By Mark McConville
INCREDIBLE images have captured a ‘sea’ of penguins with hundreds of the birds as far as the eye can see.
The stunning shots show the penguins gathering on the beach with their young as the mountains rise high into the sky behind them.
Other striking pictures show the sun setting as the penguins waddle across the beach and the proud animals sticking their beaks into the air.
The remarkable scene was captured in South Georgia in the Sub Antarctic Islands of Antarctica by polar photographer David Merron (42), from Toronto, Canada.
“These are unreal wildlife and landscapes from the untouched far away cold places on our earth,” he said.
“With wildlife I’m looking for quite a few things. To name a few, I’m looking for some unique behaviour from the penguins, something that makes that image stand out from the rest. Next I’m looking for a great background.
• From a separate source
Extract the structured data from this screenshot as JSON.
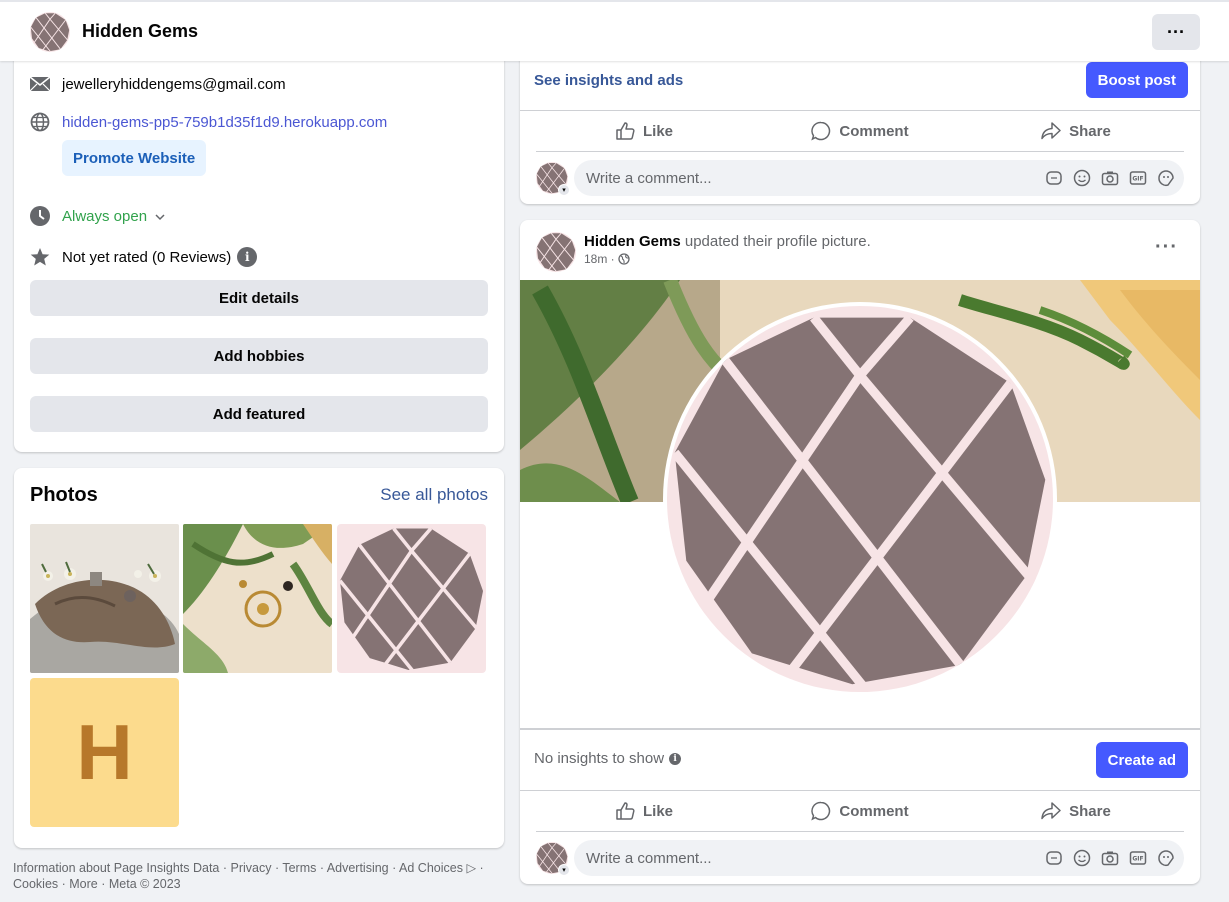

“Next I’m looking for no distracting items in the image, I want the subject in the image to be clear to the viewer as possible. Finally I want a nice composition so that, again, its easy on the eyes of the viewer and their eyes know exactly where to go.”
The king penguin is a large species of penguin, second only to the emperor penguin in size. King penguins eat small fish, mainly lanternfish, squid and krill. On foraging trips king penguins repeatedly dive to over 300 foot, and have been recorded at depths greater than 1,000 foot.
King penguins breed on the subantarctic islands at the northern reaches of Antarctica, South Georgia, and other temperate islands of the region.
“I just love being around these amazing animals,” added David.
“They have no fear of us, so we can just be there photographing them and they don’t mind at all.
“Also they don’t talk back if I take a bad shot of them unlike some other creatures on our planet. They are also lovely animals to observe and get used to their behaviour.
“The more people see these amazing places on our planet; hopefully the more people will want to save these incredible places from such things as over fishing, global warming etc.”